■ Provided data
_ _ _ _

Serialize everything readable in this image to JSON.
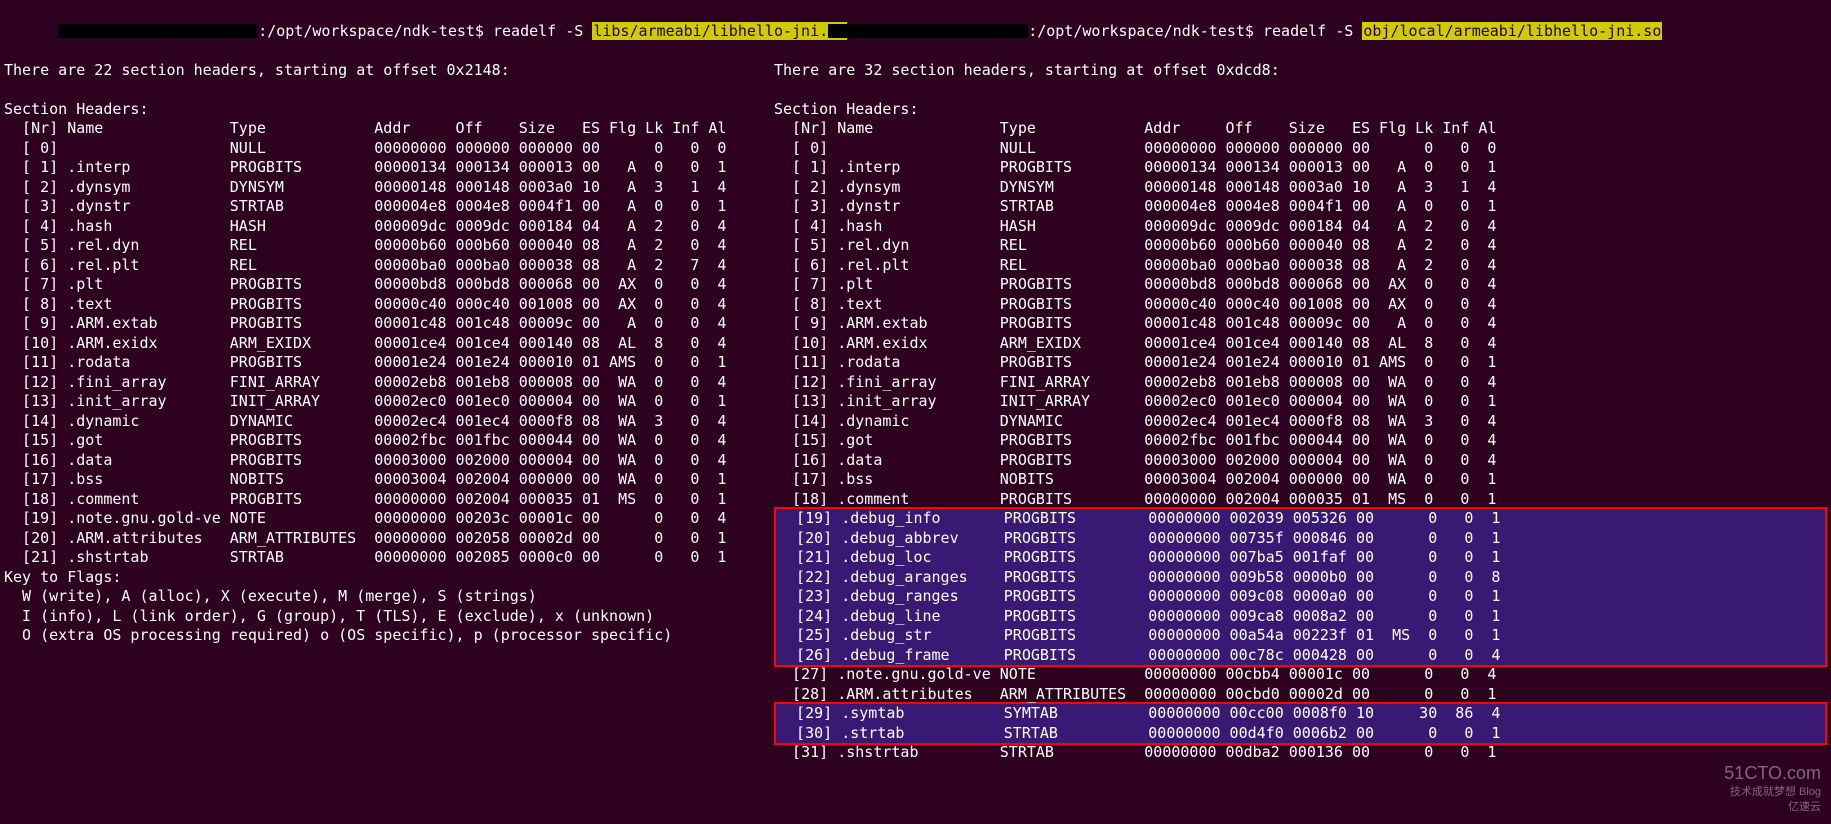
{
  "left": {
    "prompt_path": ":/opt/workspace/ndk-test$ ",
    "command": "readelf -S ",
    "file_arg": "libs/armeabi/libhello-jni.so",
    "summary": "There are 22 section headers, starting at offset 0x2148:",
    "heading": "Section Headers:",
    "columns": "  [Nr] Name              Type            Addr     Off    Size   ES Flg Lk Inf Al",
    "rows": [
      "  [ 0]                   NULL            00000000 000000 000000 00      0   0  0",
      "  [ 1] .interp           PROGBITS        00000134 000134 000013 00   A  0   0  1",
      "  [ 2] .dynsym           DYNSYM          00000148 000148 0003a0 10   A  3   1  4",
      "  [ 3] .dynstr           STRTAB          000004e8 0004e8 0004f1 00   A  0   0  1",
      "  [ 4] .hash             HASH            000009dc 0009dc 000184 04   A  2   0  4",
      "  [ 5] .rel.dyn          REL             00000b60 000b60 000040 08   A  2   0  4",
      "  [ 6] .rel.plt          REL             00000ba0 000ba0 000038 08   A  2   7  4",
      "  [ 7] .plt              PROGBITS        00000bd8 000bd8 000068 00  AX  0   0  4",
      "  [ 8] .text             PROGBITS        00000c40 000c40 001008 00  AX  0   0  4",
      "  [ 9] .ARM.extab        PROGBITS        00001c48 001c48 00009c 00   A  0   0  4",
      "  [10] .ARM.exidx        ARM_EXIDX       00001ce4 001ce4 000140 08  AL  8   0  4",
      "  [11] .rodata           PROGBITS        00001e24 001e24 000010 01 AMS  0   0  1",
      "  [12] .fini_array       FINI_ARRAY      00002eb8 001eb8 000008 00  WA  0   0  4",
      "  [13] .init_array       INIT_ARRAY      00002ec0 001ec0 000004 00  WA  0   0  1",
      "  [14] .dynamic          DYNAMIC         00002ec4 001ec4 0000f8 08  WA  3   0  4",
      "  [15] .got              PROGBITS        00002fbc 001fbc 000044 00  WA  0   0  4",
      "  [16] .data             PROGBITS        00003000 002000 000004 00  WA  0   0  4",
      "  [17] .bss              NOBITS          00003004 002004 000000 00  WA  0   0  1",
      "  [18] .comment          PROGBITS        00000000 002004 000035 01  MS  0   0  1",
      "  [19] .note.gnu.gold-ve NOTE            00000000 00203c 00001c 00      0   0  4",
      "  [20] .ARM.attributes   ARM_ATTRIBUTES  00000000 002058 00002d 00      0   0  1",
      "  [21] .shstrtab         STRTAB          00000000 002085 0000c0 00      0   0  1"
    ],
    "key_heading": "Key to Flags:",
    "key_lines": [
      "  W (write), A (alloc), X (execute), M (merge), S (strings)",
      "  I (info), L (link order), G (group), T (TLS), E (exclude), x (unknown)",
      "  O (extra OS processing required) o (OS specific), p (processor specific)"
    ]
  },
  "right": {
    "prompt_path": ":/opt/workspace/ndk-test$ ",
    "command": "readelf -S ",
    "file_arg": "obj/local/armeabi/libhello-jni.so",
    "summary": "There are 32 section headers, starting at offset 0xdcd8:",
    "heading": "Section Headers:",
    "columns": "  [Nr] Name              Type            Addr     Off    Size   ES Flg Lk Inf Al",
    "rows_top": [
      "  [ 0]                   NULL            00000000 000000 000000 00      0   0  0",
      "  [ 1] .interp           PROGBITS        00000134 000134 000013 00   A  0   0  1",
      "  [ 2] .dynsym           DYNSYM          00000148 000148 0003a0 10   A  3   1  4",
      "  [ 3] .dynstr           STRTAB          000004e8 0004e8 0004f1 00   A  0   0  1",
      "  [ 4] .hash             HASH            000009dc 0009dc 000184 04   A  2   0  4",
      "  [ 5] .rel.dyn          REL             00000b60 000b60 000040 08   A  2   0  4",
      "  [ 6] .rel.plt          REL             00000ba0 000ba0 000038 08   A  2   0  4",
      "  [ 7] .plt              PROGBITS        00000bd8 000bd8 000068 00  AX  0   0  4",
      "  [ 8] .text             PROGBITS        00000c40 000c40 001008 00  AX  0   0  4",
      "  [ 9] .ARM.extab        PROGBITS        00001c48 001c48 00009c 00   A  0   0  4",
      "  [10] .ARM.exidx        ARM_EXIDX       00001ce4 001ce4 000140 08  AL  8   0  4",
      "  [11] .rodata           PROGBITS        00001e24 001e24 000010 01 AMS  0   0  1",
      "  [12] .fini_array       FINI_ARRAY      00002eb8 001eb8 000008 00  WA  0   0  4",
      "  [13] .init_array       INIT_ARRAY      00002ec0 001ec0 000004 00  WA  0   0  1",
      "  [14] .dynamic          DYNAMIC         00002ec4 001ec4 0000f8 08  WA  3   0  4",
      "  [15] .got              PROGBITS        00002fbc 001fbc 000044 00  WA  0   0  4",
      "  [16] .data             PROGBITS        00003000 002000 000004 00  WA  0   0  4",
      "  [17] .bss              NOBITS          00003004 002004 000000 00  WA  0   0  1",
      "  [18] .comment          PROGBITS        00000000 002004 000035 01  MS  0   0  1"
    ],
    "rows_box1": [
      "  [19] .debug_info       PROGBITS        00000000 002039 005326 00      0   0  1",
      "  [20] .debug_abbrev     PROGBITS        00000000 00735f 000846 00      0   0  1",
      "  [21] .debug_loc        PROGBITS        00000000 007ba5 001faf 00      0   0  1",
      "  [22] .debug_aranges    PROGBITS        00000000 009b58 0000b0 00      0   0  8",
      "  [23] .debug_ranges     PROGBITS        00000000 009c08 0000a0 00      0   0  1",
      "  [24] .debug_line       PROGBITS        00000000 009ca8 0008a2 00      0   0  1",
      "  [25] .debug_str        PROGBITS        00000000 00a54a 00223f 01  MS  0   0  1",
      "  [26] .debug_frame      PROGBITS        00000000 00c78c 000428 00      0   0  4"
    ],
    "rows_mid": [
      "  [27] .note.gnu.gold-ve NOTE            00000000 00cbb4 00001c 00      0   0  4",
      "  [28] .ARM.attributes   ARM_ATTRIBUTES  00000000 00cbd0 00002d 00      0   0  1"
    ],
    "rows_box2": [
      "  [29] .symtab           SYMTAB          00000000 00cc00 0008f0 10     30  86  4",
      "  [30] .strtab           STRTAB          00000000 00d4f0 0006b2 00      0   0  1"
    ],
    "rows_bottom": [
      "  [31] .shstrtab         STRTAB          00000000 00dba2 000136 00      0   0  1"
    ]
  },
  "watermark": {
    "main": "51CTO.com",
    "sub": "技术成就梦想  Blog",
    "brand": "亿速云"
  }
}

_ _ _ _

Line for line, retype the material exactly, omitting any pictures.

■ Output
Serialize everything readable in this image to JSON.
{
  "left": {
    "prompt_path": ":/opt/workspace/ndk-test$ ",
    "command": "readelf -S ",
    "file_arg": "libs/armeabi/libhello-jni.so",
    "summary": "There are 22 section headers, starting at offset 0x2148:",
    "heading": "Section Headers:",
    "columns": "  [Nr] Name              Type            Addr     Off    Size   ES Flg Lk Inf Al",
    "rows": [
      "  [ 0]                   NULL            00000000 000000 000000 00      0   0  0",
      "  [ 1] .interp           PROGBITS        00000134 000134 000013 00   A  0   0  1",
      "  [ 2] .dynsym           DYNSYM          00000148 000148 0003a0 10   A  3   1  4",
      "  [ 3] .dynstr           STRTAB          000004e8 0004e8 0004f1 00   A  0   0  1",
      "  [ 4] .hash             HASH            000009dc 0009dc 000184 04   A  2   0  4",
      "  [ 5] .rel.dyn          REL             00000b60 000b60 000040 08   A  2   0  4",
      "  [ 6] .rel.plt          REL             00000ba0 000ba0 000038 08   A  2   7  4",
      "  [ 7] .plt              PROGBITS        00000bd8 000bd8 000068 00  AX  0   0  4",
      "  [ 8] .text             PROGBITS        00000c40 000c40 001008 00  AX  0   0  4",
      "  [ 9] .ARM.extab        PROGBITS        00001c48 001c48 00009c 00   A  0   0  4",
      "  [10] .ARM.exidx        ARM_EXIDX       00001ce4 001ce4 000140 08  AL  8   0  4",
      "  [11] .rodata           PROGBITS        00001e24 001e24 000010 01 AMS  0   0  1",
      "  [12] .fini_array       FINI_ARRAY      00002eb8 001eb8 000008 00  WA  0   0  4",
      "  [13] .init_array       INIT_ARRAY      00002ec0 001ec0 000004 00  WA  0   0  1",
      "  [14] .dynamic          DYNAMIC         00002ec4 001ec4 0000f8 08  WA  3   0  4",
      "  [15] .got              PROGBITS        00002fbc 001fbc 000044 00  WA  0   0  4",
      "  [16] .data             PROGBITS        00003000 002000 000004 00  WA  0   0  4",
      "  [17] .bss              NOBITS          00003004 002004 000000 00  WA  0   0  1",
      "  [18] .comment          PROGBITS        00000000 002004 000035 01  MS  0   0  1",
      "  [19] .note.gnu.gold-ve NOTE            00000000 00203c 00001c 00      0   0  4",
      "  [20] .ARM.attributes   ARM_ATTRIBUTES  00000000 002058 00002d 00      0   0  1",
      "  [21] .shstrtab         STRTAB          00000000 002085 0000c0 00      0   0  1"
    ],
    "key_heading": "Key to Flags:",
    "key_lines": [
      "  W (write), A (alloc), X (execute), M (merge), S (strings)",
      "  I (info), L (link order), G (group), T (TLS), E (exclude), x (unknown)",
      "  O (extra OS processing required) o (OS specific), p (processor specific)"
    ]
  },
  "right": {
    "prompt_path": ":/opt/workspace/ndk-test$ ",
    "command": "readelf -S ",
    "file_arg": "obj/local/armeabi/libhello-jni.so",
    "summary": "There are 32 section headers, starting at offset 0xdcd8:",
    "heading": "Section Headers:",
    "columns": "  [Nr] Name              Type            Addr     Off    Size   ES Flg Lk Inf Al",
    "rows_top": [
      "  [ 0]                   NULL            00000000 000000 000000 00      0   0  0",
      "  [ 1] .interp           PROGBITS        00000134 000134 000013 00   A  0   0  1",
      "  [ 2] .dynsym           DYNSYM          00000148 000148 0003a0 10   A  3   1  4",
      "  [ 3] .dynstr           STRTAB          000004e8 0004e8 0004f1 00   A  0   0  1",
      "  [ 4] .hash             HASH            000009dc 0009dc 000184 04   A  2   0  4",
      "  [ 5] .rel.dyn          REL             00000b60 000b60 000040 08   A  2   0  4",
      "  [ 6] .rel.plt          REL             00000ba0 000ba0 000038 08   A  2   0  4",
      "  [ 7] .plt              PROGBITS        00000bd8 000bd8 000068 00  AX  0   0  4",
      "  [ 8] .text             PROGBITS        00000c40 000c40 001008 00  AX  0   0  4",
      "  [ 9] .ARM.extab        PROGBITS        00001c48 001c48 00009c 00   A  0   0  4",
      "  [10] .ARM.exidx        ARM_EXIDX       00001ce4 001ce4 000140 08  AL  8   0  4",
      "  [11] .rodata           PROGBITS        00001e24 001e24 000010 01 AMS  0   0  1",
      "  [12] .fini_array       FINI_ARRAY      00002eb8 001eb8 000008 00  WA  0   0  4",
      "  [13] .init_array       INIT_ARRAY      00002ec0 001ec0 000004 00  WA  0   0  1",
      "  [14] .dynamic          DYNAMIC         00002ec4 001ec4 0000f8 08  WA  3   0  4",
      "  [15] .got              PROGBITS        00002fbc 001fbc 000044 00  WA  0   0  4",
      "  [16] .data             PROGBITS        00003000 002000 000004 00  WA  0   0  4",
      "  [17] .bss              NOBITS          00003004 002004 000000 00  WA  0   0  1",
      "  [18] .comment          PROGBITS        00000000 002004 000035 01  MS  0   0  1"
    ],
    "rows_box1": [
      "  [19] .debug_info       PROGBITS        00000000 002039 005326 00      0   0  1",
      "  [20] .debug_abbrev     PROGBITS        00000000 00735f 000846 00      0   0  1",
      "  [21] .debug_loc        PROGBITS        00000000 007ba5 001faf 00      0   0  1",
      "  [22] .debug_aranges    PROGBITS        00000000 009b58 0000b0 00      0   0  8",
      "  [23] .debug_ranges     PROGBITS        00000000 009c08 0000a0 00      0   0  1",
      "  [24] .debug_line       PROGBITS        00000000 009ca8 0008a2 00      0   0  1",
      "  [25] .debug_str        PROGBITS        00000000 00a54a 00223f 01  MS  0   0  1",
      "  [26] .debug_frame      PROGBITS        00000000 00c78c 000428 00      0   0  4"
    ],
    "rows_mid": [
      "  [27] .note.gnu.gold-ve NOTE            00000000 00cbb4 00001c 00      0   0  4",
      "  [28] .ARM.attributes   ARM_ATTRIBUTES  00000000 00cbd0 00002d 00      0   0  1"
    ],
    "rows_box2": [
      "  [29] .symtab           SYMTAB          00000000 00cc00 0008f0 10     30  86  4",
      "  [30] .strtab           STRTAB          00000000 00d4f0 0006b2 00      0   0  1"
    ],
    "rows_bottom": [
      "  [31] .shstrtab         STRTAB          00000000 00dba2 000136 00      0   0  1"
    ]
  },
  "watermark": {
    "main": "51CTO.com",
    "sub": "技术成就梦想  Blog",
    "brand": "亿速云"
  }
}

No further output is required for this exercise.